| What you are asked to do |
Type out the full set of entries again, unchanged.

Collected data entries
***
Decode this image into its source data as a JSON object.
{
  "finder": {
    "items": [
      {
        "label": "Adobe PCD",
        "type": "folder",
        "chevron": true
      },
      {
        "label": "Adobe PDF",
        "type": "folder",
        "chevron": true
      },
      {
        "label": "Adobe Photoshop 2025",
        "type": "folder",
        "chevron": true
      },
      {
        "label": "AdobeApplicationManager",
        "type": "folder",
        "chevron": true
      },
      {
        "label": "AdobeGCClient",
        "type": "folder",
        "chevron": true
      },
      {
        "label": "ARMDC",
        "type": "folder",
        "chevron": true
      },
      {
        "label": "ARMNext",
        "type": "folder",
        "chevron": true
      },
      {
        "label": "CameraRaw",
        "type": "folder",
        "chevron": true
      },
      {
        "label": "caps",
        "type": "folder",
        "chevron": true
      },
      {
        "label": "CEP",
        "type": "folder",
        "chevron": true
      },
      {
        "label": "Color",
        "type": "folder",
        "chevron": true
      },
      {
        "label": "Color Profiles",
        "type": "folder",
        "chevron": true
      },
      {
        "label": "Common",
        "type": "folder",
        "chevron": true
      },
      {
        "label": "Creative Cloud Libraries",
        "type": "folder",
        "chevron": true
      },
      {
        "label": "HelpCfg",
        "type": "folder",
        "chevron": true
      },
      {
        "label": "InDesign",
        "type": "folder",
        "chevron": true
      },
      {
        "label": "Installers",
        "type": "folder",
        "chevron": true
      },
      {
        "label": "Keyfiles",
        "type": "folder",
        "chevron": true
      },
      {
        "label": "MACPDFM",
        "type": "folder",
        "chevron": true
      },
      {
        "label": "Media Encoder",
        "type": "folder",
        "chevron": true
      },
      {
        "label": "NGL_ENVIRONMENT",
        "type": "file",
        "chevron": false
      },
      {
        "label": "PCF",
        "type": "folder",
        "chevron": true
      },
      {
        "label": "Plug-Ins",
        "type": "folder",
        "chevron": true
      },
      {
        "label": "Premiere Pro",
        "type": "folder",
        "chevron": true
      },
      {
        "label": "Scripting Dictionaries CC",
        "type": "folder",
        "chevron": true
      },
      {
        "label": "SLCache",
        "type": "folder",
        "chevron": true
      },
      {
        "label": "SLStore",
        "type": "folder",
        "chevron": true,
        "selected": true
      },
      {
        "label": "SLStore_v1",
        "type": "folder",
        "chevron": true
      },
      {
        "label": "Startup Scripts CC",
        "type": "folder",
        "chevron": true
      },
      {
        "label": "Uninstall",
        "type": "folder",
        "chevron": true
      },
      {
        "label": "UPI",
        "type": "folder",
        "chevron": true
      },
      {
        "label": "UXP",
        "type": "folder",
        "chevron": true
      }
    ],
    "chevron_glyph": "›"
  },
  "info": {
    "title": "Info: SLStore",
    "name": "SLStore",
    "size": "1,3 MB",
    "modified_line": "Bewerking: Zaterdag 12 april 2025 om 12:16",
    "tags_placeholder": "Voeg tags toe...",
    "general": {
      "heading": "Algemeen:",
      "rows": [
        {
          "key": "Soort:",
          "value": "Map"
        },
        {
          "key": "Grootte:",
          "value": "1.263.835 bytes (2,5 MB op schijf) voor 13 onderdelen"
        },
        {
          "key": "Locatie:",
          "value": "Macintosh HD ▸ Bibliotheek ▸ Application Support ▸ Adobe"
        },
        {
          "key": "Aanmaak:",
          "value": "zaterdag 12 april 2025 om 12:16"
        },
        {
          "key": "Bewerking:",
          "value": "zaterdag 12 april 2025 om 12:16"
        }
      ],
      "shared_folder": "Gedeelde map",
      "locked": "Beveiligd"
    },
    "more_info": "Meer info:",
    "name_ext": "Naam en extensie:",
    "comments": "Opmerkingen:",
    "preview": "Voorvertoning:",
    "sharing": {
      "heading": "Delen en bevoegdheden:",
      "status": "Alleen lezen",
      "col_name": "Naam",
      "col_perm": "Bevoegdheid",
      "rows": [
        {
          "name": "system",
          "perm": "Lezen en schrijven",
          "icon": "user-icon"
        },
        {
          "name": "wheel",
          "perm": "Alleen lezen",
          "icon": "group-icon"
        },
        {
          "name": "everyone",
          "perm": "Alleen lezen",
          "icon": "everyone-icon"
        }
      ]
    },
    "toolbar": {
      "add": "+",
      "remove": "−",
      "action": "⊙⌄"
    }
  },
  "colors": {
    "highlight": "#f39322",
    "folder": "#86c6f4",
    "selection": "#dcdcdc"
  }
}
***
| Answer |
Decode this image into its source data as a JSON object.
{
  "finder": {
    "items": [
      {
        "label": "Adobe PCD",
        "type": "folder",
        "chevron": true
      },
      {
        "label": "Adobe PDF",
        "type": "folder",
        "chevron": true
      },
      {
        "label": "Adobe Photoshop 2025",
        "type": "folder",
        "chevron": true
      },
      {
        "label": "AdobeApplicationManager",
        "type": "folder",
        "chevron": true
      },
      {
        "label": "AdobeGCClient",
        "type": "folder",
        "chevron": true
      },
      {
        "label": "ARMDC",
        "type": "folder",
        "chevron": true
      },
      {
        "label": "ARMNext",
        "type": "folder",
        "chevron": true
      },
      {
        "label": "CameraRaw",
        "type": "folder",
        "chevron": true
      },
      {
        "label": "caps",
        "type": "folder",
        "chevron": true
      },
      {
        "label": "CEP",
        "type": "folder",
        "chevron": true
      },
      {
        "label": "Color",
        "type": "folder",
        "chevron": true
      },
      {
        "label": "Color Profiles",
        "type": "folder",
        "chevron": true
      },
      {
        "label": "Common",
        "type": "folder",
        "chevron": true
      },
      {
        "label": "Creative Cloud Libraries",
        "type": "folder",
        "chevron": true
      },
      {
        "label": "HelpCfg",
        "type": "folder",
        "chevron": true
      },
      {
        "label": "InDesign",
        "type": "folder",
        "chevron": true
      },
      {
        "label": "Installers",
        "type": "folder",
        "chevron": true
      },
      {
        "label": "Keyfiles",
        "type": "folder",
        "chevron": true
      },
      {
        "label": "MACPDFM",
        "type": "folder",
        "chevron": true
      },
      {
        "label": "Media Encoder",
        "type": "folder",
        "chevron": true
      },
      {
        "label": "NGL_ENVIRONMENT",
        "type": "file",
        "chevron": false
      },
      {
        "label": "PCF",
        "type": "folder",
        "chevron": true
      },
      {
        "label": "Plug-Ins",
        "type": "folder",
        "chevron": true
      },
      {
        "label": "Premiere Pro",
        "type": "folder",
        "chevron": true
      },
      {
        "label": "Scripting Dictionaries CC",
        "type": "folder",
        "chevron": true
      },
      {
        "label": "SLCache",
        "type": "folder",
        "chevron": true
      },
      {
        "label": "SLStore",
        "type": "folder",
        "chevron": true,
        "selected": true
      },
      {
        "label": "SLStore_v1",
        "type": "folder",
        "chevron": true
      },
      {
        "label": "Startup Scripts CC",
        "type": "folder",
        "chevron": true
      },
      {
        "label": "Uninstall",
        "type": "folder",
        "chevron": true
      },
      {
        "label": "UPI",
        "type": "folder",
        "chevron": true
      },
      {
        "label": "UXP",
        "type": "folder",
        "chevron": true
      }
    ],
    "chevron_glyph": "›"
  },
  "info": {
    "title": "Info: SLStore",
    "name": "SLStore",
    "size": "1,3 MB",
    "modified_line": "Bewerking: Zaterdag 12 april 2025 om 12:16",
    "tags_placeholder": "Voeg tags toe...",
    "general": {
      "heading": "Algemeen:",
      "rows": [
        {
          "key": "Soort:",
          "value": "Map"
        },
        {
          "key": "Grootte:",
          "value": "1.263.835 bytes (2,5 MB op schijf) voor 13 onderdelen"
        },
        {
          "key": "Locatie:",
          "value": "Macintosh HD ▸ Bibliotheek ▸ Application Support ▸ Adobe"
        },
        {
          "key": "Aanmaak:",
          "value": "zaterdag 12 april 2025 om 12:16"
        },
        {
          "key": "Bewerking:",
          "value": "zaterdag 12 april 2025 om 12:16"
        }
      ],
      "shared_folder": "Gedeelde map",
      "locked": "Beveiligd"
    },
    "more_info": "Meer info:",
    "name_ext": "Naam en extensie:",
    "comments": "Opmerkingen:",
    "preview": "Voorvertoning:",
    "sharing": {
      "heading": "Delen en bevoegdheden:",
      "status": "Alleen lezen",
      "col_name": "Naam",
      "col_perm": "Bevoegdheid",
      "rows": [
        {
          "name": "system",
          "perm": "Lezen en schrijven",
          "icon": "user-icon"
        },
        {
          "name": "wheel",
          "perm": "Alleen lezen",
          "icon": "group-icon"
        },
        {
          "name": "everyone",
          "perm": "Alleen lezen",
          "icon": "everyone-icon"
        }
      ]
    },
    "toolbar": {
      "add": "+",
      "remove": "−",
      "action": "⊙⌄"
    }
  },
  "colors": {
    "highlight": "#f39322",
    "folder": "#86c6f4",
    "selection": "#dcdcdc"
  }
}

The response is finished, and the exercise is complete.